More examples can be found. I’d like to know the plural of â€˜mouse’ when the mouse is attached to a computer. Merriam-Webster on-line says the plural for the device can also be â€˜mouses’; I believe a lot of English teachers insisted on â€˜mice’, so people are conflicted.
A fascinating case of confliction is offered by Pinker with the plural of Walkman. For those under 30, the Walkman is a device that plays the radio or a tape and is listened to via headphones. It is called a Walkman b/c the idea of it was for people to be able to listen while walking. But the plural has always been in doubt: Walkmans or Walkmen? (My spell checker likes neither). Unlike all the other cases where the plural is clear-cut except where school marms intervened, this word refuses to be resolved to anyone’s satisfaction. The answer why not (like that, Mavens?) comes out of a hint: the Walkman was made and named by people whose native language is not English.
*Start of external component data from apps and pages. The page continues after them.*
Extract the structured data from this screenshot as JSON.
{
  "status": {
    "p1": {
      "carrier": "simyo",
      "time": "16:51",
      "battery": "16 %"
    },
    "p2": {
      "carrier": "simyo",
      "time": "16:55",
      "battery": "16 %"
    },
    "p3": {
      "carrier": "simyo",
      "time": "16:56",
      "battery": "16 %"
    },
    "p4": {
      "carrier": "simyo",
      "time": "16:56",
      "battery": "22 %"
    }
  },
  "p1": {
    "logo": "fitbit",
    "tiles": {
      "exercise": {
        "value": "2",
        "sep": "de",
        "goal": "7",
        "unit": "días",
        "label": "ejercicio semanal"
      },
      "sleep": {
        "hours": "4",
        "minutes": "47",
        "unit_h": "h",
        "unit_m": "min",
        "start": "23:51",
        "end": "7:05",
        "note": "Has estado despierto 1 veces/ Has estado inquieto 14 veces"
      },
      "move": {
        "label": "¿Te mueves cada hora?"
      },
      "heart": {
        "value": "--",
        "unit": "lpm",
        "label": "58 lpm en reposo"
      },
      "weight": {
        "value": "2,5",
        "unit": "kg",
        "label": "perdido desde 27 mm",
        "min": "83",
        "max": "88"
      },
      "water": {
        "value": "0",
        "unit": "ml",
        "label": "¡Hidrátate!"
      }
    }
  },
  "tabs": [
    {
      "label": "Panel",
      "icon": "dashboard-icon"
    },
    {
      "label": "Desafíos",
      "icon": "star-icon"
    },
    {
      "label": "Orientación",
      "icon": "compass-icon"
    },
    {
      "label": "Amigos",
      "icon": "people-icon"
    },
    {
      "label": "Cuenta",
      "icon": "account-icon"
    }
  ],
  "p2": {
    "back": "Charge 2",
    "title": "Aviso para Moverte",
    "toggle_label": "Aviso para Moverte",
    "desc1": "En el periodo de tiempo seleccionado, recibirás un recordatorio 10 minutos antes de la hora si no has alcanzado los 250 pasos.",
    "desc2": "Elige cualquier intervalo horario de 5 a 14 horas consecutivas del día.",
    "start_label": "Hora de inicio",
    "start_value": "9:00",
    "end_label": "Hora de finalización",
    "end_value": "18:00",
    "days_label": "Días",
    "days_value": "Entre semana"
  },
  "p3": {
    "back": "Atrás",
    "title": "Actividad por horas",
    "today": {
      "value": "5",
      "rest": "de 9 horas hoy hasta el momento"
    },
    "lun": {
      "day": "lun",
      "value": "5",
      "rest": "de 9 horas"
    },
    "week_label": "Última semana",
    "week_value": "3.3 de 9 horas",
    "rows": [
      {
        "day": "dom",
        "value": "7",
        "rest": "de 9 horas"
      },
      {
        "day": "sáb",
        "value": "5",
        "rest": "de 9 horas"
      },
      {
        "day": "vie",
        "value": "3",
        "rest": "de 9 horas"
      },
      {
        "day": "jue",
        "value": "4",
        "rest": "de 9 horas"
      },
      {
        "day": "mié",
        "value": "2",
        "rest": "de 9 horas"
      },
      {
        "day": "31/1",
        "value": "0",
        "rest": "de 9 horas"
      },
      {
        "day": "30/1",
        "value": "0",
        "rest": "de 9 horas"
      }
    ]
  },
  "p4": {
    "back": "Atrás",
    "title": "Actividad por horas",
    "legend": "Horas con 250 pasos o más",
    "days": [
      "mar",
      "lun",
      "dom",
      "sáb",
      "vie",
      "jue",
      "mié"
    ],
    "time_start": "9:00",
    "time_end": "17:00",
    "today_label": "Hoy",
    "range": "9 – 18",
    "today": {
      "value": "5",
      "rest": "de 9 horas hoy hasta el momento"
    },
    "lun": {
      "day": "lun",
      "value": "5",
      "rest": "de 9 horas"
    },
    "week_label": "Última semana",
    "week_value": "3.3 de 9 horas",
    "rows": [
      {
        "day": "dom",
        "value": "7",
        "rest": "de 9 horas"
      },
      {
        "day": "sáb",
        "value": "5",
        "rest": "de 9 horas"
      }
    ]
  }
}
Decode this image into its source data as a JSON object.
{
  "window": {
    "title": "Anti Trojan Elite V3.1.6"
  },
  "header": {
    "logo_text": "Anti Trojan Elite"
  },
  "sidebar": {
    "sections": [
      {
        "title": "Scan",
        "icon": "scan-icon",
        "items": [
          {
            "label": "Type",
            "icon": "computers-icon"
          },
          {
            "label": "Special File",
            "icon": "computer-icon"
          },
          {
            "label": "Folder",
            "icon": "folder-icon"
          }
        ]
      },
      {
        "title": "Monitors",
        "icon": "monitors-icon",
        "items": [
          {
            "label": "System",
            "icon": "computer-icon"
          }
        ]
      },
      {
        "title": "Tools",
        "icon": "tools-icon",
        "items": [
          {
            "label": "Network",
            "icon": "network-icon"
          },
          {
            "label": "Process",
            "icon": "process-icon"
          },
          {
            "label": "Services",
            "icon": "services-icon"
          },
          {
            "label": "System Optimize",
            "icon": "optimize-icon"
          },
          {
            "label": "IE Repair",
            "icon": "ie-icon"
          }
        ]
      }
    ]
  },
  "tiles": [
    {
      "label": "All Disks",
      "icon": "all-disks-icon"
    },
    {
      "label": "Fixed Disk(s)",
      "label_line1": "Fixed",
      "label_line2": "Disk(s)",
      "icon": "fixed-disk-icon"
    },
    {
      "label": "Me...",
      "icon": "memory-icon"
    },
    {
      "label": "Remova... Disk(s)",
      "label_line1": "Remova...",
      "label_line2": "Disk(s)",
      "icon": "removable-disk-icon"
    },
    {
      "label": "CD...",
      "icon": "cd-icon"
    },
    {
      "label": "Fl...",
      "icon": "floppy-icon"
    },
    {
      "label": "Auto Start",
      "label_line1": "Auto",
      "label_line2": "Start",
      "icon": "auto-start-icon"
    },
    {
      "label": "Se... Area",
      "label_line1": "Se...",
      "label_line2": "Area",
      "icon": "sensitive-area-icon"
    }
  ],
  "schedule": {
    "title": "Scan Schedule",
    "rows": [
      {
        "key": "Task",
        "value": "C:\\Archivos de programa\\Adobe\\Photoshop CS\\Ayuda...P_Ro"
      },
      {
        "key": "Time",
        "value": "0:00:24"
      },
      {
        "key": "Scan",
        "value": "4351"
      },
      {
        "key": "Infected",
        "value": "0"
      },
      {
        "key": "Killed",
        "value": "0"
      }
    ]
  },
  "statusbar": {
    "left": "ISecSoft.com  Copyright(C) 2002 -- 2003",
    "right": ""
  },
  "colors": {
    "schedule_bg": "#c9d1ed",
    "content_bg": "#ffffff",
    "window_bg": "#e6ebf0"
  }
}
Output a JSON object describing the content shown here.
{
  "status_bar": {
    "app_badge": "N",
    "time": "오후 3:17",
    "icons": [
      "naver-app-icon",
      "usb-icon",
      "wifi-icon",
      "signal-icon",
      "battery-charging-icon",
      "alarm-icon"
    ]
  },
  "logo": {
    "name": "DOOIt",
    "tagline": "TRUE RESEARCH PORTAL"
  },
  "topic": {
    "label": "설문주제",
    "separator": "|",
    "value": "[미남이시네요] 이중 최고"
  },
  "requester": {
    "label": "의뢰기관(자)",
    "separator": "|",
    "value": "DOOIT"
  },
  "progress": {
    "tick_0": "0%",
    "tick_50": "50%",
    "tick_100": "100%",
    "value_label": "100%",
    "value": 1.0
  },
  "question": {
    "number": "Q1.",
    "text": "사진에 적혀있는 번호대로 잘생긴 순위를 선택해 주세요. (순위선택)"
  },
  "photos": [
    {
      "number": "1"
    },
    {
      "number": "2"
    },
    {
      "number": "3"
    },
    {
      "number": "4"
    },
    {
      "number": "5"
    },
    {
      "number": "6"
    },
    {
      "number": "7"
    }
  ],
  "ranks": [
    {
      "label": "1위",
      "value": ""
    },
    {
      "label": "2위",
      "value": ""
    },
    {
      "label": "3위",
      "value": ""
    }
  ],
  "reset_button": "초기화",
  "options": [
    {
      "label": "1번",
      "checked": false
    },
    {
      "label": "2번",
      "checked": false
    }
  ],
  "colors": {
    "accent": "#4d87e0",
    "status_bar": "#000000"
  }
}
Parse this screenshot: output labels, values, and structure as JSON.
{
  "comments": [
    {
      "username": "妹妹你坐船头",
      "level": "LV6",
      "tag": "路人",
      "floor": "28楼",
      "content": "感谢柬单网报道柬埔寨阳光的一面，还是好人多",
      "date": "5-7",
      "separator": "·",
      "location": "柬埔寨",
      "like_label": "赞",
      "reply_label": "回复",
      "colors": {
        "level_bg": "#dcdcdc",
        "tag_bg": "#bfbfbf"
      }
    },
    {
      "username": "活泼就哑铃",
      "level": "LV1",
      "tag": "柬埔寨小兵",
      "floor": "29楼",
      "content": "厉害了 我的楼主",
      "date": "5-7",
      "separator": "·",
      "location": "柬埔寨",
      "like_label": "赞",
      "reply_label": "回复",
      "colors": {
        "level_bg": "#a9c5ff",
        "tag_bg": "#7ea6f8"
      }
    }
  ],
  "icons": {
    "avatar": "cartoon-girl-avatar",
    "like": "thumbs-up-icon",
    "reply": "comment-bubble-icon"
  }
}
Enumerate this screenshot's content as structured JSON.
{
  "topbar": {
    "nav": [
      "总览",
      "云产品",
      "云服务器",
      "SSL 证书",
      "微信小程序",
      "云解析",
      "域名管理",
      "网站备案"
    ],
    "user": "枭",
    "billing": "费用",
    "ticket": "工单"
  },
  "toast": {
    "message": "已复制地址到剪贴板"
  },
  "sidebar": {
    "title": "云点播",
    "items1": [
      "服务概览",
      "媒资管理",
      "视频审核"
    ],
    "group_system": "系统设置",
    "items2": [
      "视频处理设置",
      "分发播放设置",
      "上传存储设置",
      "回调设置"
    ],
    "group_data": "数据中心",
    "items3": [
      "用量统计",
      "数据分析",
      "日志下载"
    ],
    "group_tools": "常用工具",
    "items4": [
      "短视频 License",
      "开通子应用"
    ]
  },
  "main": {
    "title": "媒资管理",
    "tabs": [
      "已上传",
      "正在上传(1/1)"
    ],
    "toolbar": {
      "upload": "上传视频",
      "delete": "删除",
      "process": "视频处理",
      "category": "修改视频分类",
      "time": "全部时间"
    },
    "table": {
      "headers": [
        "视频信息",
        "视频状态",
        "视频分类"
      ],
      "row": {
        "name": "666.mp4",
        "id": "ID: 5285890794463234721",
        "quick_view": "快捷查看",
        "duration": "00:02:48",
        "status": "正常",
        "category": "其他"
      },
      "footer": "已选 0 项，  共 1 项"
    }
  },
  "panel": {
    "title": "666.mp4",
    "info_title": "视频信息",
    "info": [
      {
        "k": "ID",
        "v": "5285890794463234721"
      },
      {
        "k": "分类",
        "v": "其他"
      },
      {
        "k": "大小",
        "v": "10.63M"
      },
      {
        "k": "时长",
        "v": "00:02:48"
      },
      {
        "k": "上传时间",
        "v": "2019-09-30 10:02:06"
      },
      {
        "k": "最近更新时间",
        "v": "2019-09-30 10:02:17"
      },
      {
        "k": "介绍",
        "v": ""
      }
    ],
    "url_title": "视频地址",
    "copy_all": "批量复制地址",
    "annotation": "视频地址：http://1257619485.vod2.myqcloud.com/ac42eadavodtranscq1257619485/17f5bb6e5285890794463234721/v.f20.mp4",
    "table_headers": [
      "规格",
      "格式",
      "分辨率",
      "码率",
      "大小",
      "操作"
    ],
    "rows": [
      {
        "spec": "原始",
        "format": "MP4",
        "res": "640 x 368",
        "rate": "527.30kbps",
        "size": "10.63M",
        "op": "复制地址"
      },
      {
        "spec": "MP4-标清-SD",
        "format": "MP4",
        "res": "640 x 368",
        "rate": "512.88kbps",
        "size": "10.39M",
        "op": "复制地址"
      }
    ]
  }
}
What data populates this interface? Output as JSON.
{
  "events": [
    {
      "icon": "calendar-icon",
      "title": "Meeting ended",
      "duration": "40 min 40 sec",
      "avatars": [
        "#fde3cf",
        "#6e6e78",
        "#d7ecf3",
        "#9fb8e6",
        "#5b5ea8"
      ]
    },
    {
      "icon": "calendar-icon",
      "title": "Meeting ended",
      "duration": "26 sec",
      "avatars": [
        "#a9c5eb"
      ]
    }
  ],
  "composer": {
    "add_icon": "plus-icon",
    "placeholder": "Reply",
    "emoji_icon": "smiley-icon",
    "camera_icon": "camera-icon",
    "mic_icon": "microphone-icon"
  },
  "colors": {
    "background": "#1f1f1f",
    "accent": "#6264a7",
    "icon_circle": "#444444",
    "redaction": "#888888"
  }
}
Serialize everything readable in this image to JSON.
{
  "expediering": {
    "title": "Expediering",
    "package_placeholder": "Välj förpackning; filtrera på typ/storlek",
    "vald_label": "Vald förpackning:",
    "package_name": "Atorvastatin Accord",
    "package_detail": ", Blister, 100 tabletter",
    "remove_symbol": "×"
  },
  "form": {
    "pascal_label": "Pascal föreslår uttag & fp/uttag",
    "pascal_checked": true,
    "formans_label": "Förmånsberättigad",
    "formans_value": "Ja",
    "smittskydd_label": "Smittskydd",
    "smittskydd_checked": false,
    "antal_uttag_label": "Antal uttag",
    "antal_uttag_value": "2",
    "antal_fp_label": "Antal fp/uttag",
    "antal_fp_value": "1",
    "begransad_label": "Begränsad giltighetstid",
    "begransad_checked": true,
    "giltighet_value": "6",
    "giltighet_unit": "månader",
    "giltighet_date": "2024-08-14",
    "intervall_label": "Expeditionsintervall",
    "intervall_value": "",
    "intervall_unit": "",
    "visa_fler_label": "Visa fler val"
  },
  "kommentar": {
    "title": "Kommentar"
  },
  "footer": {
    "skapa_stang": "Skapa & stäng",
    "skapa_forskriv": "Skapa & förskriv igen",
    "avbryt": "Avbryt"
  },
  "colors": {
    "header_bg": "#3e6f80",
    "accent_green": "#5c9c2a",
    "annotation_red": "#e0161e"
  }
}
That’s right, the Japanese made an English compound word that violates the way English forms compounds, i.e. the head word is unclear: is it â€˜walk’ or â€˜man’? Even used metaphorically, an irregular noun keeps its irregular plural, as in â€˜the saw teeth of the blade’. But in the case of walkman, it is a headless compound, shown by the fact that heads are on the right and yet a Walkman is not a man, so the headword on-the-right rule doesn’t work here. There is no clear relation between â€˜walk’ and â€˜man’ in this compound and so we can’t get a fix, according to the rules of English compounding, on what the plural should be. The reason for THAT is b/c it is one of those bizarre concoctions Pinker cites Circuit Beaver, Nurse Mentality, and the like seen on Japanese T-shirts; English is just popular, not necessarily well-known.
Should you wish to read more on this topic which should sink any Maven’s aspirations to tell us all the rules of English, read The Language Instinct by Pinker. pp. 141-147. Oh, and if you are a Maven and dismiss all this as so much empty linguistic theorizing, display your high culture by referring to the “still lives” you bought at the art show and listen to people ask what country you’re from.